::: RECORDS FOR THE EXERCISE
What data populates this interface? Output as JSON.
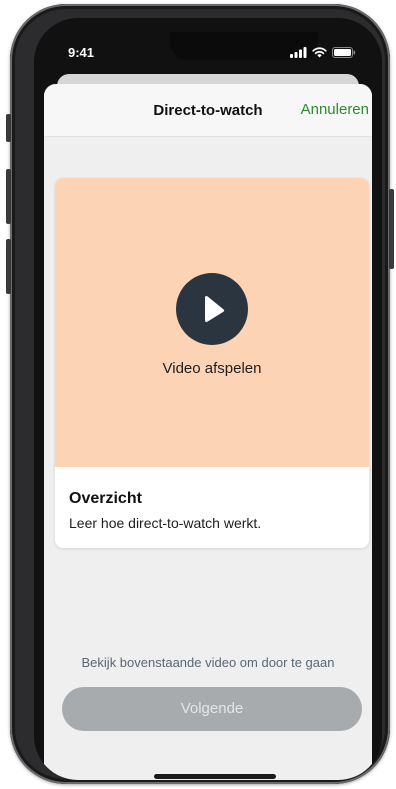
{
  "status_bar": {
    "time": "9:41"
  },
  "nav": {
    "title": "Direct-to-watch",
    "cancel_label": "Annuleren"
  },
  "video": {
    "play_label": "Video afspelen"
  },
  "card": {
    "title": "Overzicht",
    "subtitle": "Leer hoe direct-to-watch werkt."
  },
  "footer": {
    "hint": "Bekijk bovenstaande video om door te gaan",
    "next_label": "Volgende"
  },
  "colors": {
    "accent": "#2e8b2e",
    "video_bg": "#fcd3b5",
    "play_button": "#2b3540",
    "disabled_button": "#a8abae"
  }
}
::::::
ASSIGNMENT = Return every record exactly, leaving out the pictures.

WRITTEN SOLUTION =
What data populates this interface? Output as JSON.
{
  "status_bar": {
    "time": "9:41"
  },
  "nav": {
    "title": "Direct-to-watch",
    "cancel_label": "Annuleren"
  },
  "video": {
    "play_label": "Video afspelen"
  },
  "card": {
    "title": "Overzicht",
    "subtitle": "Leer hoe direct-to-watch werkt."
  },
  "footer": {
    "hint": "Bekijk bovenstaande video om door te gaan",
    "next_label": "Volgende"
  },
  "colors": {
    "accent": "#2e8b2e",
    "video_bg": "#fcd3b5",
    "play_button": "#2b3540",
    "disabled_button": "#a8abae"
  }
}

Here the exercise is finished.